African singer and guitarist, Oxford
Guelel Kumba is a guitarist, singer and songwriter of Fulani heritage who is currently based in Oxford. He grew up in the Futa Toro region in the Senegal River valley, which encompasses areas of northern Senegal and southern Mauritania. His father was of Senegalese nationality, his mother of Mauritanian nationality.
Kumba’s paternal grandfather was a griot, the caste of musicians and oral historians, but his father did not continue in the tradition. Kumba’s mother died at an early age, and he was raised by his paternal grandmother in rural villages. The pastoral economy—centered on cattle herding—dictated that the family lived in different villages during the dry and rainy seasons.
As a child Kumba participated in group singing and dancing and informal language dexterity competitions, but he didn’t actively pursue music. Several of his cousins were good traditional singers, and another was a drummer in the National Ballet. His father encouraged him to pursue academics rather than study the griot tradition, and he ultimately pursued sociology studies in Paris, where he lived from 1988–1995.
In Paris Kumba began actively studying, transcribing, and performing traditional Fulani music. The city had a growing and vibrant West African music scene that helped aid this pursuit. Among his performances was a one-man play called Parole du Fleuve (“The Word of the River”) in which he told tales and sang songs from his childhood. Upon returning to Senegal Kumba pursued music further, and interacted with popular Senegalese musicians including Salif Keita and Baaba Maal.
Kumba first came to the U.S. in 2001, initially to New Orleans and then to New York. In September 2002 Kumba first visited Oxford as part of a tribute to the late anthropology instructor Peter Aschoff, who had taught a blues course taken by a Senegalese friend of Kumba. Kumba was embraced by local musicians, and moved to Oxford the following January.

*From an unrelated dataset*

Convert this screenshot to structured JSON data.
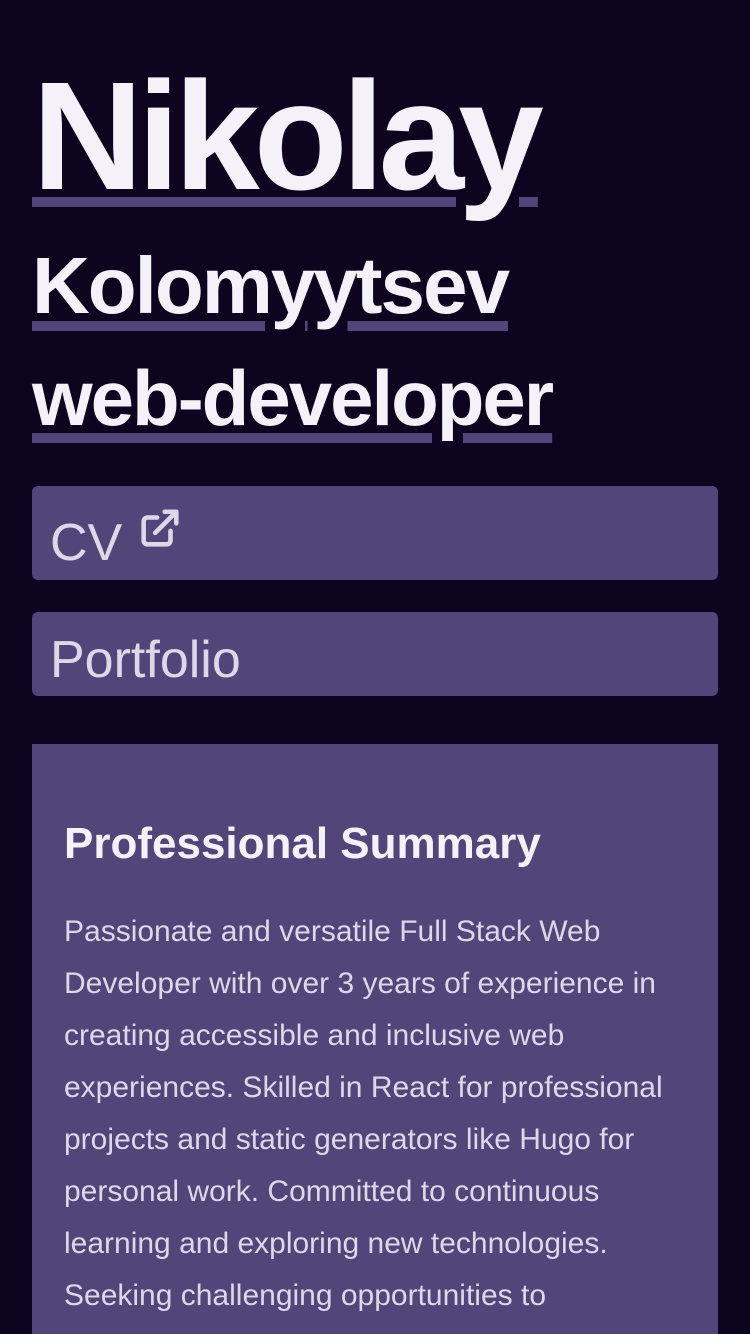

In Oxford Kumba discovered the close ties between North Mississippi blues traditions and Fulani music. He had heard soul and blues in Africa as a youth, but he didn’t recognize tangible connections between the different forms of music until he encountered the blues of North Mississippi hill country performers, notably David “Junior” Kimbrough. In Oxford Kumba has performed solo, accompanying himself on guitar, as well as with his band Afrissippi. His typical sets include a mix of traditional Fulani songs and originals.

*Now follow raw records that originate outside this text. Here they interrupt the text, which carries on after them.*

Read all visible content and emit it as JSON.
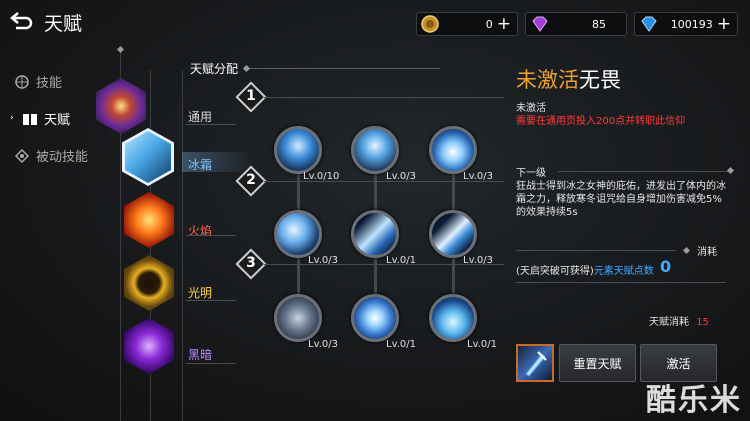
{
  "header": {
    "back_icon": "back-arrow-icon",
    "title": "天赋"
  },
  "resources": [
    {
      "name": "gold-coin",
      "icon": "gold-coin-icon",
      "value": "0",
      "plus": "+"
    },
    {
      "name": "purple-gem",
      "icon": "purple-gem-icon",
      "value": "85"
    },
    {
      "name": "blue-diamond",
      "icon": "blue-diamond-icon",
      "value": "100193",
      "plus": "+"
    }
  ],
  "nav": [
    {
      "label": "技能",
      "icon": "skill-icon"
    },
    {
      "label": "天赋",
      "icon": "book-icon",
      "active": true
    },
    {
      "label": "被动技能",
      "icon": "passive-icon"
    }
  ],
  "talent_header": "天赋分配",
  "categories": [
    {
      "label": "通用",
      "color": "#e6e6e6"
    },
    {
      "label": "冰霜",
      "color": "#7fc8ff"
    },
    {
      "label": "火焰",
      "color": "#ff6a4a"
    },
    {
      "label": "光明",
      "color": "#ffd24a"
    },
    {
      "label": "黑暗",
      "color": "#b98cff"
    }
  ],
  "rows": [
    "1",
    "2",
    "3"
  ],
  "skills": [
    {
      "level": "Lv.0/10"
    },
    {
      "level": "Lv.0/3"
    },
    {
      "level": "Lv.0/3"
    },
    {
      "level": "Lv.0/3"
    },
    {
      "level": "Lv.0/1"
    },
    {
      "level": "Lv.0/3"
    },
    {
      "level": "Lv.0/3"
    },
    {
      "level": "Lv.0/1"
    },
    {
      "level": "Lv.0/1"
    }
  ],
  "detail": {
    "title_status": "未激活",
    "title_name": "无畏",
    "status": "未激活",
    "requirement": "需要在通用页投入200点并转职此信仰",
    "next_level_label": "下一级",
    "description": "狂战士得到冰之女神的庇佑，进发出了体内的冰霜之力，释放寒冬诅咒给自身增加伤害减免5%的效果持续5s",
    "cost_label": "消耗",
    "obtain_text": "(天启突破可获得)",
    "element_points_label": "元素天赋点数",
    "element_points_value": "0",
    "talent_cost_label": "天赋消耗",
    "talent_cost_value": "15"
  },
  "buttons": {
    "reset": "重置天赋",
    "activate": "激活"
  },
  "watermark": "酷乐米",
  "colors": {
    "accent_orange": "#f0a030",
    "warning_red": "#ff3b3b",
    "value_blue": "#3fa9ff"
  }
}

Afrissippi has a shifting membership, and includes Kimbrough’s son Kinney on drums, and guitarist Eric Deaton, who performed extensively with Junior Kimbrough and fellow North Mississippi bluesman R.L. Burnside. On the band’s 2005 CD Fulani Journey, Kumba and Deaton exchange verses (in English and Fulani) on songs in the style of both Kimbrough and Burnside, highlighting the similarities between the traditions.

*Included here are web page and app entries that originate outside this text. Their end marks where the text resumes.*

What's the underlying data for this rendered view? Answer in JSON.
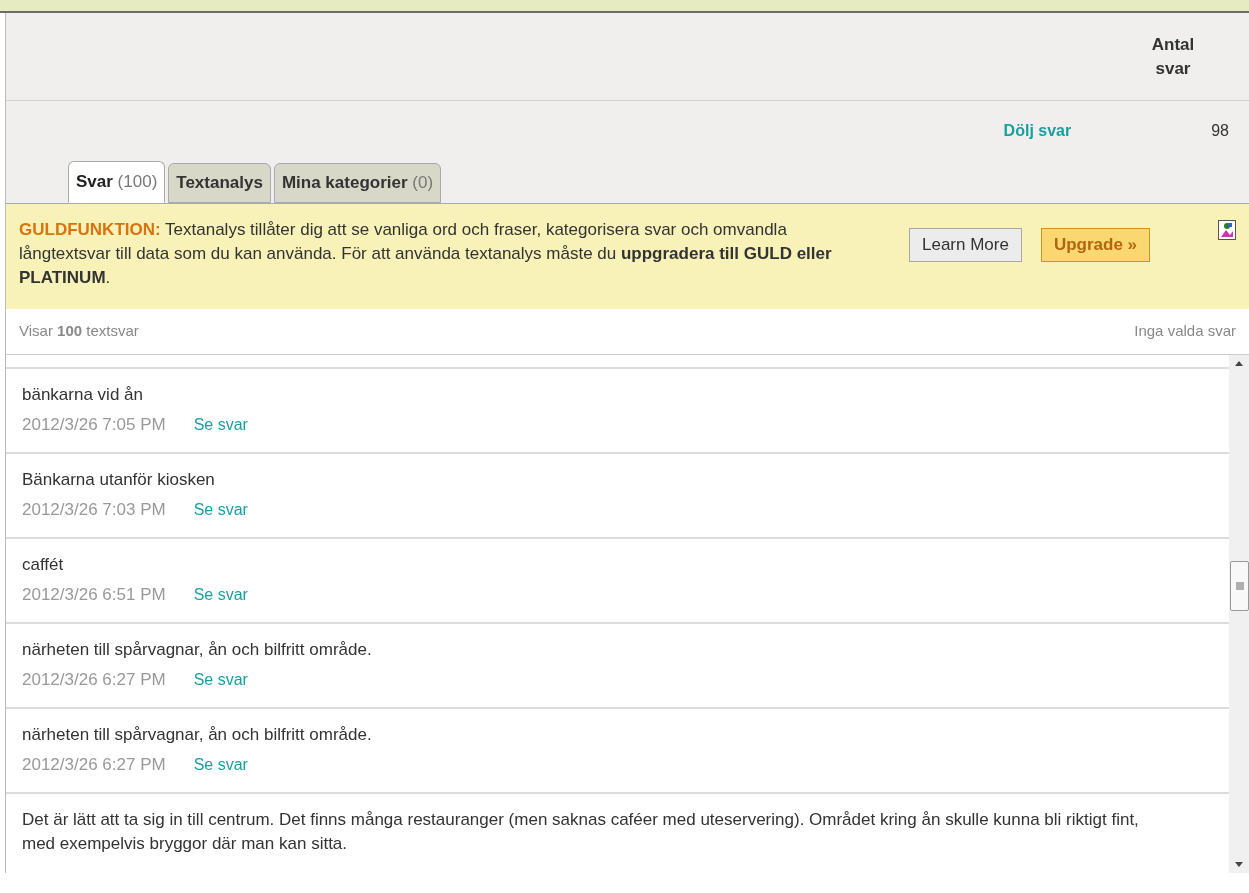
{
  "header": {
    "column": "Antal svar"
  },
  "summary": {
    "toggle_link": "Dölj svar",
    "count": "98"
  },
  "tabs": [
    {
      "label": "Svar",
      "count": "(100)",
      "selected": true
    },
    {
      "label": "Textanalys",
      "selected": false
    },
    {
      "label": "Mina kategorier",
      "count": "(0)",
      "selected": false
    }
  ],
  "banner": {
    "text": "**GULDFUNKTION:** Textanalys tillåter dig att se vanliga ord och fraser, kategorisera svar och omvandla långtextsvar till data som du kan använda. För att använda textanalys måste du **uppgradera till GULD eller PLATINUM**.",
    "buttons": [
      {
        "label": "Learn More",
        "kind": "plain"
      },
      {
        "label": "Upgrade »",
        "kind": "primary"
      }
    ]
  },
  "list_header": {
    "showing": "Visar **100** textsvar",
    "selection": "Inga valda svar"
  },
  "responses": [
    {
      "text": "bänkarna vid ån",
      "date": "2012/3/26 7:05 PM",
      "link": "Se svar"
    },
    {
      "text": "Bänkarna utanför kiosken",
      "date": "2012/3/26 7:03 PM",
      "link": "Se svar"
    },
    {
      "text": "caffét",
      "date": "2012/3/26 6:51 PM",
      "link": "Se svar"
    },
    {
      "text": "närheten till spårvagnar, ån och bilfritt område.",
      "date": "2012/3/26 6:27 PM",
      "link": "Se svar"
    },
    {
      "text": "närheten till spårvagnar, ån och bilfritt område.",
      "date": "2012/3/26 6:27 PM",
      "link": "Se svar"
    },
    {
      "text": "Det är lätt att ta sig in till centrum. Det finns många restauranger (men saknas caféer med uteservering). Området kring ån skulle kunna bli riktigt fint, med exempelvis bryggor där man kan sitta."
    }
  ]
}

In fall 2007, Kumba was one of two Mississippi artists to recieve an Artist Support fellowship from the Fund for Folk Culture of Austin, Texas. He used the funds to produce Alliance, his second recording with Afrissippi (released spring 2008). The CD was produced by Jimbo Mathus and features fellow African musician Papa Assane M'Baye on percussion.
Kumba describes how he came to settle in Oxford.
Kumba talks about the similarities between Fulani music and Mississippi blues.